**What you need to do:**
An exact, complete copy of the entries below is required, minus any pictures.
Source data: Begin
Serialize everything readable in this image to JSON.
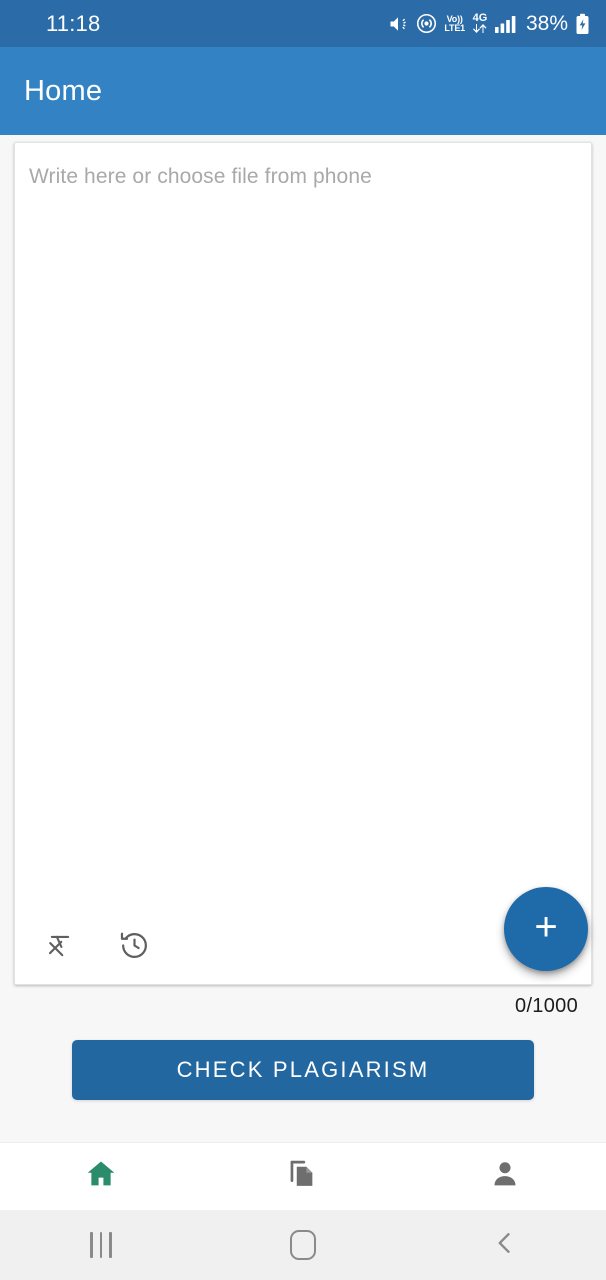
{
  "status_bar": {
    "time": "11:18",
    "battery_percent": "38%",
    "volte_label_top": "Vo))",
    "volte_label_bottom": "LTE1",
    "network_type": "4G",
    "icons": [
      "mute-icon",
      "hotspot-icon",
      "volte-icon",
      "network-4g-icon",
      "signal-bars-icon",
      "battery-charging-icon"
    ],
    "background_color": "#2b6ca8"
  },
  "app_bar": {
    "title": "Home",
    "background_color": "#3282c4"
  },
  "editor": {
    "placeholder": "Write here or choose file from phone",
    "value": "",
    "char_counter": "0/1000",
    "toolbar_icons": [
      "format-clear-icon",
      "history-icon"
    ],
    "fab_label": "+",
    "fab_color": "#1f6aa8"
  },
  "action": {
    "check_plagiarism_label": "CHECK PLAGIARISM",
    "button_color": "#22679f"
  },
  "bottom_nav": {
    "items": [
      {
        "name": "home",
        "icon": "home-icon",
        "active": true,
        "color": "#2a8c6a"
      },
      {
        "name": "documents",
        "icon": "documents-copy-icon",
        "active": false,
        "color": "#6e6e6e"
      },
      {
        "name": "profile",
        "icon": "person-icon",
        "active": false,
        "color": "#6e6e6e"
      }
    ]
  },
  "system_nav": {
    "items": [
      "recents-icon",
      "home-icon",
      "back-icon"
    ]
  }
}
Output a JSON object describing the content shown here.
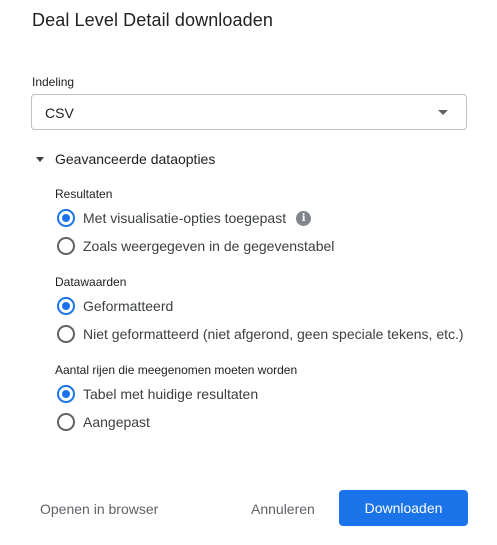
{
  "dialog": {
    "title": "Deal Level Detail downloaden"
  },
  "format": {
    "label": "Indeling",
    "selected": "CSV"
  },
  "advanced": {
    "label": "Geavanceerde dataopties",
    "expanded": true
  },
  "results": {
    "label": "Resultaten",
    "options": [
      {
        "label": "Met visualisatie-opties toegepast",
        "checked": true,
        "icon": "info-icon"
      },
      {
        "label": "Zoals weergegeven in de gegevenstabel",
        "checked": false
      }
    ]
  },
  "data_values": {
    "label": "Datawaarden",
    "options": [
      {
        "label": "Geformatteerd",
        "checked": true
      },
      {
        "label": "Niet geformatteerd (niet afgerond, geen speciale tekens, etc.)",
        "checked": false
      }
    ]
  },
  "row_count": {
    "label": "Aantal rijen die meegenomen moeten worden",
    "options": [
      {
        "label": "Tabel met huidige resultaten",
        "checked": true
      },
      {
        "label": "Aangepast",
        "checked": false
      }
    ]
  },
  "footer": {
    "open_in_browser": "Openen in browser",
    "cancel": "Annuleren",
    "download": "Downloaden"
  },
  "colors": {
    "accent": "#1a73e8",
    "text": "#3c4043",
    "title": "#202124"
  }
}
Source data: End
**Solution to this problem:**
Serialize everything readable in this image to JSON.
{
  "status_bar": {
    "time": "11:18",
    "battery_percent": "38%",
    "volte_label_top": "Vo))",
    "volte_label_bottom": "LTE1",
    "network_type": "4G",
    "icons": [
      "mute-icon",
      "hotspot-icon",
      "volte-icon",
      "network-4g-icon",
      "signal-bars-icon",
      "battery-charging-icon"
    ],
    "background_color": "#2b6ca8"
  },
  "app_bar": {
    "title": "Home",
    "background_color": "#3282c4"
  },
  "editor": {
    "placeholder": "Write here or choose file from phone",
    "value": "",
    "char_counter": "0/1000",
    "toolbar_icons": [
      "format-clear-icon",
      "history-icon"
    ],
    "fab_label": "+",
    "fab_color": "#1f6aa8"
  },
  "action": {
    "check_plagiarism_label": "CHECK PLAGIARISM",
    "button_color": "#22679f"
  },
  "bottom_nav": {
    "items": [
      {
        "name": "home",
        "icon": "home-icon",
        "active": true,
        "color": "#2a8c6a"
      },
      {
        "name": "documents",
        "icon": "documents-copy-icon",
        "active": false,
        "color": "#6e6e6e"
      },
      {
        "name": "profile",
        "icon": "person-icon",
        "active": false,
        "color": "#6e6e6e"
      }
    ]
  },
  "system_nav": {
    "items": [
      "recents-icon",
      "home-icon",
      "back-icon"
    ]
  }
}
Output a JSON object describing the content shown here.
{
  "dialog": {
    "title": "Deal Level Detail downloaden"
  },
  "format": {
    "label": "Indeling",
    "selected": "CSV"
  },
  "advanced": {
    "label": "Geavanceerde dataopties",
    "expanded": true
  },
  "results": {
    "label": "Resultaten",
    "options": [
      {
        "label": "Met visualisatie-opties toegepast",
        "checked": true,
        "icon": "info-icon"
      },
      {
        "label": "Zoals weergegeven in de gegevenstabel",
        "checked": false
      }
    ]
  },
  "data_values": {
    "label": "Datawaarden",
    "options": [
      {
        "label": "Geformatteerd",
        "checked": true
      },
      {
        "label": "Niet geformatteerd (niet afgerond, geen speciale tekens, etc.)",
        "checked": false
      }
    ]
  },
  "row_count": {
    "label": "Aantal rijen die meegenomen moeten worden",
    "options": [
      {
        "label": "Tabel met huidige resultaten",
        "checked": true
      },
      {
        "label": "Aangepast",
        "checked": false
      }
    ]
  },
  "footer": {
    "open_in_browser": "Openen in browser",
    "cancel": "Annuleren",
    "download": "Downloaden"
  },
  "colors": {
    "accent": "#1a73e8",
    "text": "#3c4043",
    "title": "#202124"
  }
}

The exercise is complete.